== Material for this task ==

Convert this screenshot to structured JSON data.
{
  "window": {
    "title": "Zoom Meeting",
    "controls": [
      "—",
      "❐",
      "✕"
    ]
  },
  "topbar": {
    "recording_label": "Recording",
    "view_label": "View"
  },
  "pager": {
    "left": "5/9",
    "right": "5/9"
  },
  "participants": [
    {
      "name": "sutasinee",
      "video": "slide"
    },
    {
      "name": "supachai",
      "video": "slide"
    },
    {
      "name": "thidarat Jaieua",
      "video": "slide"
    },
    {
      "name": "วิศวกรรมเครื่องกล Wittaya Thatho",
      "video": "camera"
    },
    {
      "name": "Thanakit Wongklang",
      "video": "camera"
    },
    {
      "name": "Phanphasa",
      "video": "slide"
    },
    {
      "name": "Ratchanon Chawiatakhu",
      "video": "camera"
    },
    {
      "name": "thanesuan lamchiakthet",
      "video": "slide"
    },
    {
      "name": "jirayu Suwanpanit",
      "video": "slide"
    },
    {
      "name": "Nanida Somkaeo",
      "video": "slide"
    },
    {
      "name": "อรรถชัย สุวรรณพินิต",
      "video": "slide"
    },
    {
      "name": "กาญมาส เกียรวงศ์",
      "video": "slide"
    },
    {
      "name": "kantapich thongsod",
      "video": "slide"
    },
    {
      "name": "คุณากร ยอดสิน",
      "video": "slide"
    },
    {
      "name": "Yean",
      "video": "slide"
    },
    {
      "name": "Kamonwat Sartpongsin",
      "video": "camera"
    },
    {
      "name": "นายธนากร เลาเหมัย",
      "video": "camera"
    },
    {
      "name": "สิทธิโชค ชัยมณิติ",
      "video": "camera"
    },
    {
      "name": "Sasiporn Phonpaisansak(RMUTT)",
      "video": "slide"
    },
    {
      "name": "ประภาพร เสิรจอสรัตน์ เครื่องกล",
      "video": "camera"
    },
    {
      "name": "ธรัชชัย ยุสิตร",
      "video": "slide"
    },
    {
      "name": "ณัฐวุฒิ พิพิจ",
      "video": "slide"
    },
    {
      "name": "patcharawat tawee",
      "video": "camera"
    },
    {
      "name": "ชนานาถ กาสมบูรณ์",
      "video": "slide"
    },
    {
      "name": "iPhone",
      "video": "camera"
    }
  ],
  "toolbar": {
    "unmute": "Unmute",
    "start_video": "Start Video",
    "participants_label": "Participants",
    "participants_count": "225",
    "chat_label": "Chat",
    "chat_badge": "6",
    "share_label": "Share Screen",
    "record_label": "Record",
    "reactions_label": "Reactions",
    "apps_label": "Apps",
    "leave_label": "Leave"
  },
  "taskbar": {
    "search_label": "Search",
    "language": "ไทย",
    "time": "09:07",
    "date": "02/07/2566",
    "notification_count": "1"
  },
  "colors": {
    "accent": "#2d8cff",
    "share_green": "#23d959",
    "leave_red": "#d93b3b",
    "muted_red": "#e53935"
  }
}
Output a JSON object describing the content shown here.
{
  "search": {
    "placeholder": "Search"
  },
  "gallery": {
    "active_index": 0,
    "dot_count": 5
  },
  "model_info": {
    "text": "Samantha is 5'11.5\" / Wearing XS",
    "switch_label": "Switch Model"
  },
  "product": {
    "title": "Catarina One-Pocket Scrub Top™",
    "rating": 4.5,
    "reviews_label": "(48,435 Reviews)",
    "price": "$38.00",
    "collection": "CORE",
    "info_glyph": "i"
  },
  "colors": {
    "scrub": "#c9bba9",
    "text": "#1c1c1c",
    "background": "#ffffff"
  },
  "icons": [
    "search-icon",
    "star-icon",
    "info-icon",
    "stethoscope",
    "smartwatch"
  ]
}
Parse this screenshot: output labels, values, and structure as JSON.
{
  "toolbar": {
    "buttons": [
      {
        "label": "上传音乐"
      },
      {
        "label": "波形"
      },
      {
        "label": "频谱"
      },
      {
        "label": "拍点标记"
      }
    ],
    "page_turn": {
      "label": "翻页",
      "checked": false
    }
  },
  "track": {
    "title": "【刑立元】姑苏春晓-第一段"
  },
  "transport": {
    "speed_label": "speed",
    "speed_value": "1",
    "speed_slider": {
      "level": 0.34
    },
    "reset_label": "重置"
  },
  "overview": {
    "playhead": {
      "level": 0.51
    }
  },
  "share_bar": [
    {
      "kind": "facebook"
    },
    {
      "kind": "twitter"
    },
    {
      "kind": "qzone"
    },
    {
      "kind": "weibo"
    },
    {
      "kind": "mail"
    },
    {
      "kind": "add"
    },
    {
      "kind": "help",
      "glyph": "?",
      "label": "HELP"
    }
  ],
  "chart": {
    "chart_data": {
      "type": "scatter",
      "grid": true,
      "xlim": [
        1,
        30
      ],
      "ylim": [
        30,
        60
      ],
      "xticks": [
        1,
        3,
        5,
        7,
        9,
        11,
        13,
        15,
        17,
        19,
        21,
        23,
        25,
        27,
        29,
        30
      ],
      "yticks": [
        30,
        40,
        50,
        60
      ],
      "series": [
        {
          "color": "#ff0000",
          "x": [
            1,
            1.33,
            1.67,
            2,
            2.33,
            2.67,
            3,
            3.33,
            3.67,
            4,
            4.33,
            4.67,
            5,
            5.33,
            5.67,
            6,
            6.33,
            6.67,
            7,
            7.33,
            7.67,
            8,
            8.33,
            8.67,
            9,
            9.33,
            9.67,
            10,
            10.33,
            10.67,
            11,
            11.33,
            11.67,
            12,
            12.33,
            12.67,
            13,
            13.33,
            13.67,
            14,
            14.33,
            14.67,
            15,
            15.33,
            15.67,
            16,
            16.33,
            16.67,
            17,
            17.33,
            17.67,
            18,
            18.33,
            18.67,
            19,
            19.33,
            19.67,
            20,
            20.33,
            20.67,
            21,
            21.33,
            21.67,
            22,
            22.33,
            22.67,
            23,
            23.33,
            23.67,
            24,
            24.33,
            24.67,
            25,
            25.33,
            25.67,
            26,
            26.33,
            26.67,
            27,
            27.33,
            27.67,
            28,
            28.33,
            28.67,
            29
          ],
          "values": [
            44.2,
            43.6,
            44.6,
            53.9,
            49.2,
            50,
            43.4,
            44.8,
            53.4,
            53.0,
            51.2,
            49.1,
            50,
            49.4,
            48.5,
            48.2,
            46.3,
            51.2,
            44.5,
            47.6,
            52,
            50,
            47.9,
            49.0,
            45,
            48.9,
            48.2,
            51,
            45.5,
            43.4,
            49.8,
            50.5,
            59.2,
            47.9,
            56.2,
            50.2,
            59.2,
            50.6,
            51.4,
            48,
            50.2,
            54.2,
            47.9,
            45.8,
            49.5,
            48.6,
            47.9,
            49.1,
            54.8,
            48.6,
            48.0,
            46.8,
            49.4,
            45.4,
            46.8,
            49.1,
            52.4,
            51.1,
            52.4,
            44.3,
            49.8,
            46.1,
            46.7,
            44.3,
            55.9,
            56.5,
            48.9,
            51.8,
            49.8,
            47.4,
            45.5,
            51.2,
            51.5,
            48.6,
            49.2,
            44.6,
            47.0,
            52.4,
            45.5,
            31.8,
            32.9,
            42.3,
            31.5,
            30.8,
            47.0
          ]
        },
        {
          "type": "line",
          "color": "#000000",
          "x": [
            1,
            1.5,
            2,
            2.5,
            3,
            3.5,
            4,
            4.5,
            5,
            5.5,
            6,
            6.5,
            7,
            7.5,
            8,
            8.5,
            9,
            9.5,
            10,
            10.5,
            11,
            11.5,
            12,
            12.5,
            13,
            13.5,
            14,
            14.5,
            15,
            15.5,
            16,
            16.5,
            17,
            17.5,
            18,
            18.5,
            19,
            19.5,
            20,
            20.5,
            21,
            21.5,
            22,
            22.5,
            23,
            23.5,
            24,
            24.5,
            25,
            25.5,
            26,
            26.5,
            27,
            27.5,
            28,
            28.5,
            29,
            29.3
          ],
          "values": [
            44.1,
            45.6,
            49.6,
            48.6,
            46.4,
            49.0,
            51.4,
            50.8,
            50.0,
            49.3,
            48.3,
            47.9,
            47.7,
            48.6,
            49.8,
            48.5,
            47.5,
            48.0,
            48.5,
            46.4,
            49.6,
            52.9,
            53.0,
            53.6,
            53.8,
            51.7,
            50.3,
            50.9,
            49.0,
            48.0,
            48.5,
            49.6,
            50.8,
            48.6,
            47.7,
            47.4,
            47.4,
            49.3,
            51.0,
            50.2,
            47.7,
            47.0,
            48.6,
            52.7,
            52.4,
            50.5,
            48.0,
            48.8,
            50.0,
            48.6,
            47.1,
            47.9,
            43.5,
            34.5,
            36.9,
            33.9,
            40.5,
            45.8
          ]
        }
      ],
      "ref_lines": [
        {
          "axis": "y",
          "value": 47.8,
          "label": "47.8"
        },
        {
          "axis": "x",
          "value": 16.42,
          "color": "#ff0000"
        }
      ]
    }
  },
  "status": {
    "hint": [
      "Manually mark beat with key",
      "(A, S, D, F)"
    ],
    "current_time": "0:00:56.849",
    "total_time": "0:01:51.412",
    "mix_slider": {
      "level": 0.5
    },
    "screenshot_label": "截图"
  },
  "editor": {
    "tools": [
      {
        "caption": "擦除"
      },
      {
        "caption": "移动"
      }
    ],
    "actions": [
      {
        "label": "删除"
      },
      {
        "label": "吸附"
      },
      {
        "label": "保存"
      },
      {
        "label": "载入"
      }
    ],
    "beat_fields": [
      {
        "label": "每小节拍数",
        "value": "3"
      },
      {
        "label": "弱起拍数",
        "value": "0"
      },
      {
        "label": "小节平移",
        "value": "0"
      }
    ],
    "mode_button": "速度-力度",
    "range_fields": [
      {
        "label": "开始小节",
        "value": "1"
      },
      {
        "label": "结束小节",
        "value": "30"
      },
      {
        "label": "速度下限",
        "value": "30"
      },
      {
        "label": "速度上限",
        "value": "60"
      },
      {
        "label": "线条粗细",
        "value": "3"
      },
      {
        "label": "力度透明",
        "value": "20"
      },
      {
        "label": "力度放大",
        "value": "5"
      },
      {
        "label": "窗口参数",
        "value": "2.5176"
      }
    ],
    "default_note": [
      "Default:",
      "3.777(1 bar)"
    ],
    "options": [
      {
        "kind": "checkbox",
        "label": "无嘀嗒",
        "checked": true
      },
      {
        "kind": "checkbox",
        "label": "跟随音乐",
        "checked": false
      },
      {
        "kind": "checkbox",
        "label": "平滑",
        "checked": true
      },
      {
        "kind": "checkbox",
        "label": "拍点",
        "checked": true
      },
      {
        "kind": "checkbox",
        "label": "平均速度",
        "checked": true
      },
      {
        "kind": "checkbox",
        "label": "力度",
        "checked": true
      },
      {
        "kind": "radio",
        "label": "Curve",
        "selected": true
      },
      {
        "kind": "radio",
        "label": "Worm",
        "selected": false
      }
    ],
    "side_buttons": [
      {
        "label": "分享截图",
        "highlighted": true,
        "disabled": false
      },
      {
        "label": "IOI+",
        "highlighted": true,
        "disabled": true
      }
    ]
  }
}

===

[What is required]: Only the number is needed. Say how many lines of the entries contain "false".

[Task result]: 4